### What is expected
Pictures stay out; everything else in the records below gets copied exactly.

### Given information
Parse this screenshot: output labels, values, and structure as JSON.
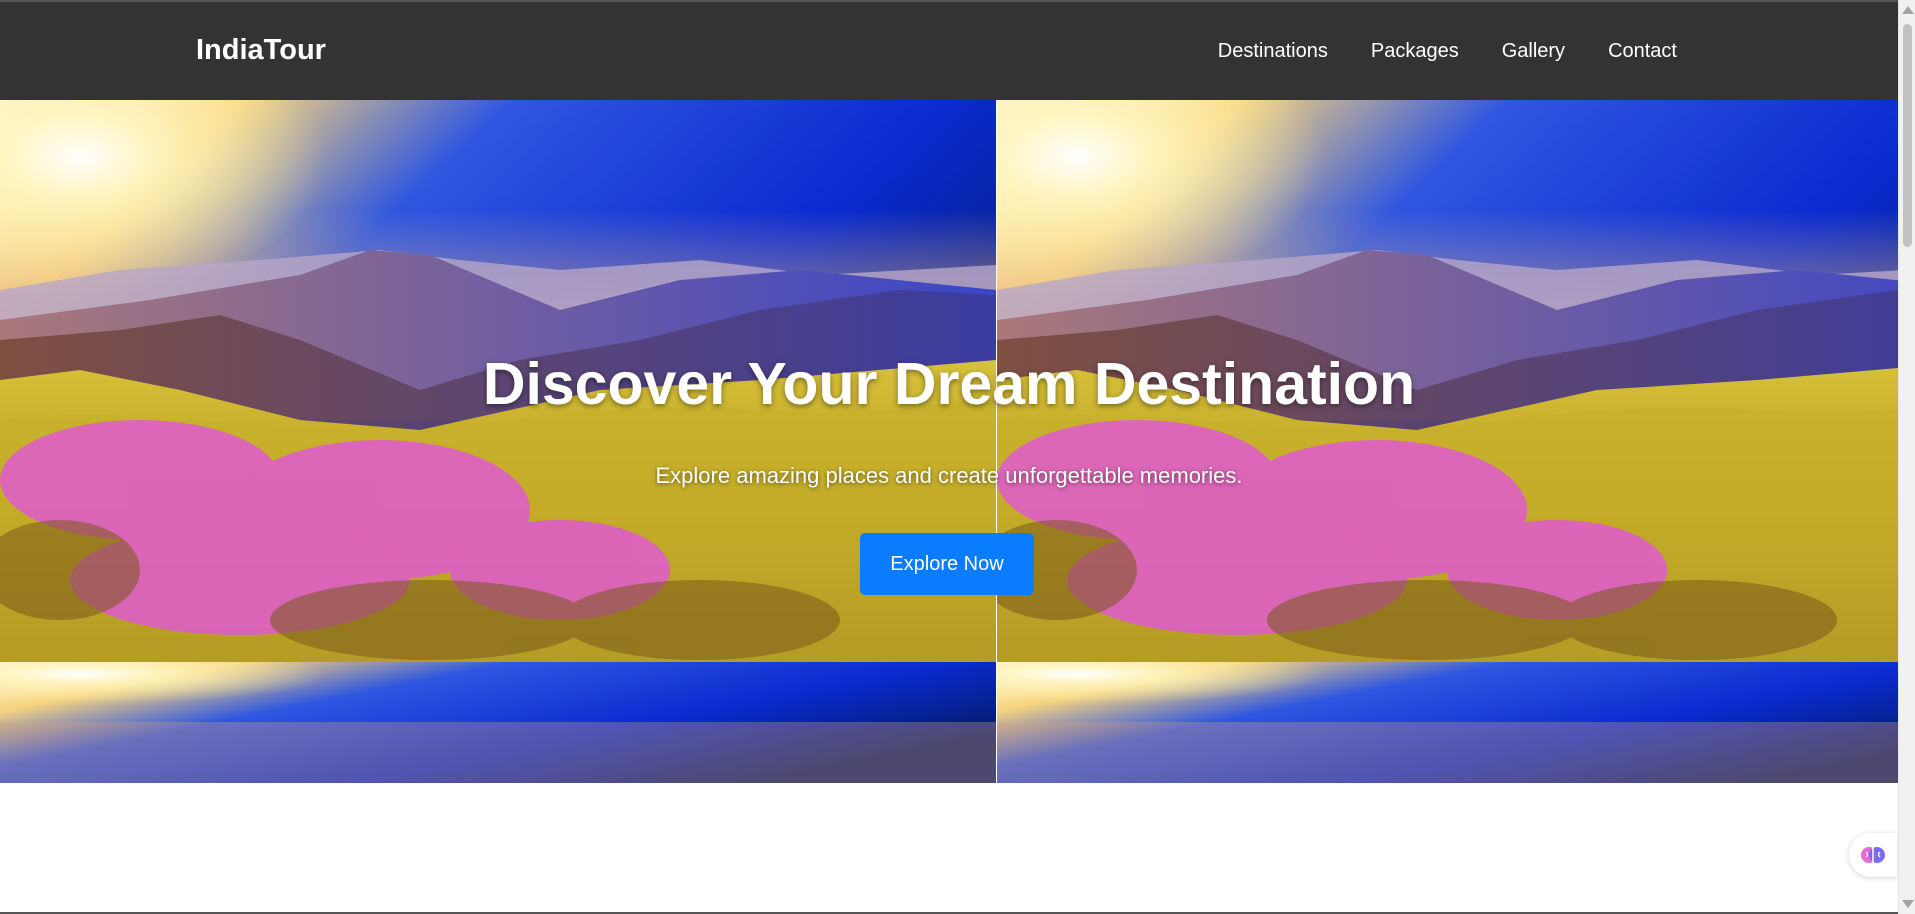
{
  "header": {
    "logo": "IndiaTour",
    "nav": {
      "destinations": "Destinations",
      "packages": "Packages",
      "gallery": "Gallery",
      "contact": "Contact"
    }
  },
  "hero": {
    "title": "Discover Your Dream Destination",
    "subtitle": "Explore amazing places and create unforgettable memories.",
    "cta_label": "Explore Now",
    "background_image": "mountain-flower-meadow-sunrise",
    "cta_color": "#0a7cff"
  },
  "colors": {
    "header_bg": "#333333",
    "text_light": "#ffffff"
  },
  "widget": {
    "icon": "brain-icon"
  }
}
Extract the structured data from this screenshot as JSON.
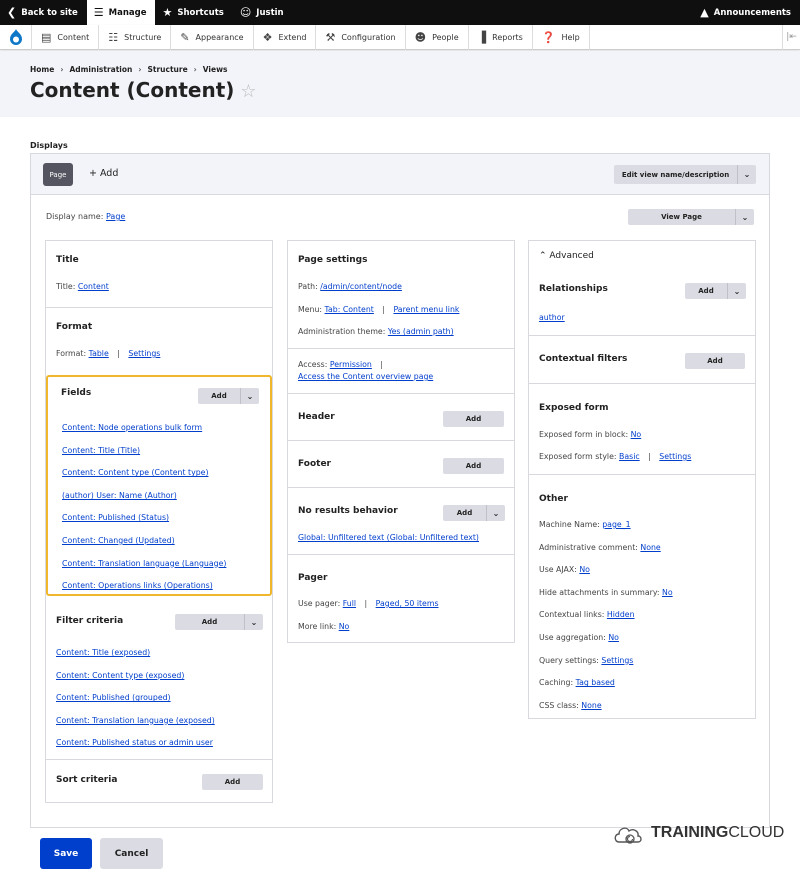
{
  "toolbar": {
    "back_label": "Back to site",
    "manage_label": "Manage",
    "shortcuts_label": "Shortcuts",
    "user_label": "Justin",
    "announcements_label": "Announcements"
  },
  "admin_menu": {
    "items": [
      "Content",
      "Structure",
      "Appearance",
      "Extend",
      "Configuration",
      "People",
      "Reports",
      "Help"
    ]
  },
  "breadcrumb": [
    "Home",
    "Administration",
    "Structure",
    "Views"
  ],
  "page_title": "Content (Content)",
  "displays_label": "Displays",
  "display_tabs": {
    "page_tab": "Page",
    "add_label": "+ Add",
    "edit_name_button": "Edit view name/description",
    "view_page_button": "View Page"
  },
  "display_name": {
    "label": "Display name:",
    "value": "Page"
  },
  "col1": {
    "title": {
      "heading": "Title",
      "label": "Title:",
      "value": "Content"
    },
    "format": {
      "heading": "Format",
      "label": "Format:",
      "value": "Table",
      "settings": "Settings"
    },
    "fields": {
      "heading": "Fields",
      "add": "Add",
      "items": [
        "Content: Node operations bulk form",
        "Content: Title (Title)",
        "Content: Content type (Content type)",
        "(author) User: Name (Author)",
        "Content: Published (Status)",
        "Content: Changed (Updated)",
        "Content: Translation language (Language)",
        "Content: Operations links (Operations)"
      ]
    },
    "filter": {
      "heading": "Filter criteria",
      "add": "Add",
      "items": [
        "Content: Title (exposed)",
        "Content: Content type (exposed)",
        "Content: Published (grouped)",
        "Content: Translation language (exposed)",
        "Content: Published status or admin user"
      ]
    },
    "sort": {
      "heading": "Sort criteria",
      "add": "Add"
    }
  },
  "col2": {
    "page_settings": {
      "heading": "Page settings",
      "path_label": "Path:",
      "path_value": "/admin/content/node",
      "menu_label": "Menu:",
      "menu_value": "Tab: Content",
      "menu_parent": "Parent menu link",
      "theme_label": "Administration theme:",
      "theme_value": "Yes (admin path)"
    },
    "access": {
      "label": "Access:",
      "value": "Permission",
      "link2": "Access the Content overview page"
    },
    "header": {
      "heading": "Header",
      "add": "Add"
    },
    "footer": {
      "heading": "Footer",
      "add": "Add"
    },
    "no_results": {
      "heading": "No results behavior",
      "add": "Add",
      "item": "Global: Unfiltered text (Global: Unfiltered text)"
    },
    "pager": {
      "heading": "Pager",
      "use_label": "Use pager:",
      "use_full": "Full",
      "use_paged": "Paged, 50 items",
      "more_label": "More link:",
      "more_value": "No"
    }
  },
  "col3": {
    "advanced_label": "Advanced",
    "relationships": {
      "heading": "Relationships",
      "add": "Add",
      "item": "author"
    },
    "contextual": {
      "heading": "Contextual filters",
      "add": "Add"
    },
    "exposed": {
      "heading": "Exposed form",
      "block_label": "Exposed form in block:",
      "block_value": "No",
      "style_label": "Exposed form style:",
      "style_value": "Basic",
      "style_settings": "Settings"
    },
    "other": {
      "heading": "Other",
      "rows": [
        {
          "label": "Machine Name:",
          "value": "page_1"
        },
        {
          "label": "Administrative comment:",
          "value": "None"
        },
        {
          "label": "Use AJAX:",
          "value": "No"
        },
        {
          "label": "Hide attachments in summary:",
          "value": "No"
        },
        {
          "label": "Contextual links:",
          "value": "Hidden"
        },
        {
          "label": "Use aggregation:",
          "value": "No"
        },
        {
          "label": "Query settings:",
          "value": "Settings"
        },
        {
          "label": "Caching:",
          "value": "Tag based"
        },
        {
          "label": "CSS class:",
          "value": "None"
        }
      ]
    }
  },
  "actions": {
    "save": "Save",
    "cancel": "Cancel"
  },
  "brand": {
    "part1": "TRAINING",
    "part2": "CLOUD"
  },
  "colors": {
    "accent": "#003ecc",
    "highlight": "#f0b72c",
    "toolbar": "#0f0f0f"
  }
}
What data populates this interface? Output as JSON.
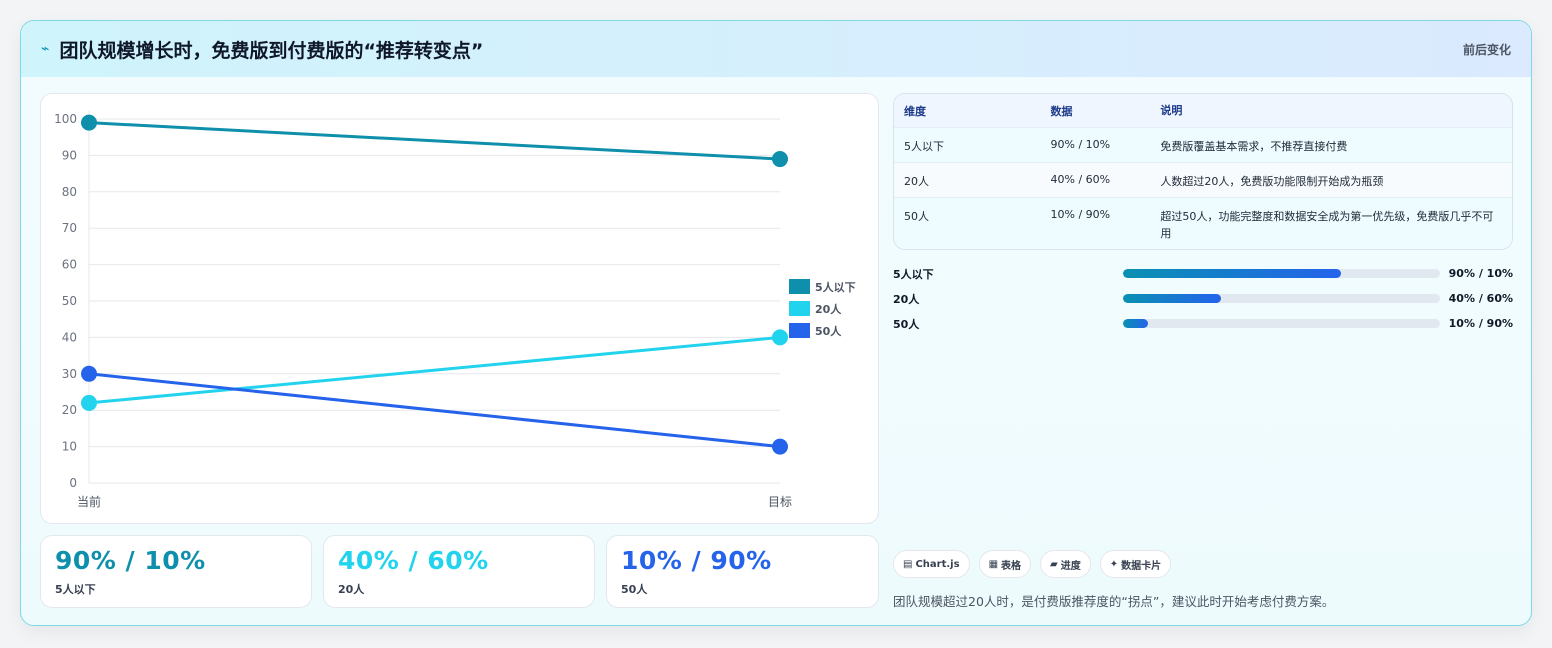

### Result
Parse this screenshot: output labels, values, and structure as JSON.
{
  "header": {
    "logo": "IndiaTour",
    "nav": {
      "destinations": "Destinations",
      "packages": "Packages",
      "gallery": "Gallery",
      "contact": "Contact"
    }
  },
  "hero": {
    "title": "Discover Your Dream Destination",
    "subtitle": "Explore amazing places and create unforgettable memories.",
    "cta_label": "Explore Now",
    "background_image": "mountain-flower-meadow-sunrise",
    "cta_color": "#0a7cff"
  },
  "colors": {
    "header_bg": "#333333",
    "text_light": "#ffffff"
  },
  "widget": {
    "icon": "brain-icon"
  }
}
Extract the structured data from this screenshot as JSON.
{
  "toolbar": {
    "back_label": "Back to site",
    "manage_label": "Manage",
    "shortcuts_label": "Shortcuts",
    "user_label": "Justin",
    "announcements_label": "Announcements"
  },
  "admin_menu": {
    "items": [
      "Content",
      "Structure",
      "Appearance",
      "Extend",
      "Configuration",
      "People",
      "Reports",
      "Help"
    ]
  },
  "breadcrumb": [
    "Home",
    "Administration",
    "Structure",
    "Views"
  ],
  "page_title": "Content (Content)",
  "displays_label": "Displays",
  "display_tabs": {
    "page_tab": "Page",
    "add_label": "+ Add",
    "edit_name_button": "Edit view name/description",
    "view_page_button": "View Page"
  },
  "display_name": {
    "label": "Display name:",
    "value": "Page"
  },
  "col1": {
    "title": {
      "heading": "Title",
      "label": "Title:",
      "value": "Content"
    },
    "format": {
      "heading": "Format",
      "label": "Format:",
      "value": "Table",
      "settings": "Settings"
    },
    "fields": {
      "heading": "Fields",
      "add": "Add",
      "items": [
        "Content: Node operations bulk form",
        "Content: Title (Title)",
        "Content: Content type (Content type)",
        "(author) User: Name (Author)",
        "Content: Published (Status)",
        "Content: Changed (Updated)",
        "Content: Translation language (Language)",
        "Content: Operations links (Operations)"
      ]
    },
    "filter": {
      "heading": "Filter criteria",
      "add": "Add",
      "items": [
        "Content: Title (exposed)",
        "Content: Content type (exposed)",
        "Content: Published (grouped)",
        "Content: Translation language (exposed)",
        "Content: Published status or admin user"
      ]
    },
    "sort": {
      "heading": "Sort criteria",
      "add": "Add"
    }
  },
  "col2": {
    "page_settings": {
      "heading": "Page settings",
      "path_label": "Path:",
      "path_value": "/admin/content/node",
      "menu_label": "Menu:",
      "menu_value": "Tab: Content",
      "menu_parent": "Parent menu link",
      "theme_label": "Administration theme:",
      "theme_value": "Yes (admin path)"
    },
    "access": {
      "label": "Access:",
      "value": "Permission",
      "link2": "Access the Content overview page"
    },
    "header": {
      "heading": "Header",
      "add": "Add"
    },
    "footer": {
      "heading": "Footer",
      "add": "Add"
    },
    "no_results": {
      "heading": "No results behavior",
      "add": "Add",
      "item": "Global: Unfiltered text (Global: Unfiltered text)"
    },
    "pager": {
      "heading": "Pager",
      "use_label": "Use pager:",
      "use_full": "Full",
      "use_paged": "Paged, 50 items",
      "more_label": "More link:",
      "more_value": "No"
    }
  },
  "col3": {
    "advanced_label": "Advanced",
    "relationships": {
      "heading": "Relationships",
      "add": "Add",
      "item": "author"
    },
    "contextual": {
      "heading": "Contextual filters",
      "add": "Add"
    },
    "exposed": {
      "heading": "Exposed form",
      "block_label": "Exposed form in block:",
      "block_value": "No",
      "style_label": "Exposed form style:",
      "style_value": "Basic",
      "style_settings": "Settings"
    },
    "other": {
      "heading": "Other",
      "rows": [
        {
          "label": "Machine Name:",
          "value": "page_1"
        },
        {
          "label": "Administrative comment:",
          "value": "None"
        },
        {
          "label": "Use AJAX:",
          "value": "No"
        },
        {
          "label": "Hide attachments in summary:",
          "value": "No"
        },
        {
          "label": "Contextual links:",
          "value": "Hidden"
        },
        {
          "label": "Use aggregation:",
          "value": "No"
        },
        {
          "label": "Query settings:",
          "value": "Settings"
        },
        {
          "label": "Caching:",
          "value": "Tag based"
        },
        {
          "label": "CSS class:",
          "value": "None"
        }
      ]
    }
  },
  "actions": {
    "save": "Save",
    "cancel": "Cancel"
  },
  "brand": {
    "part1": "TRAINING",
    "part2": "CLOUD"
  },
  "colors": {
    "accent": "#003ecc",
    "highlight": "#f0b72c",
    "toolbar": "#0f0f0f"
  }
}
What data populates this interface? Output as JSON.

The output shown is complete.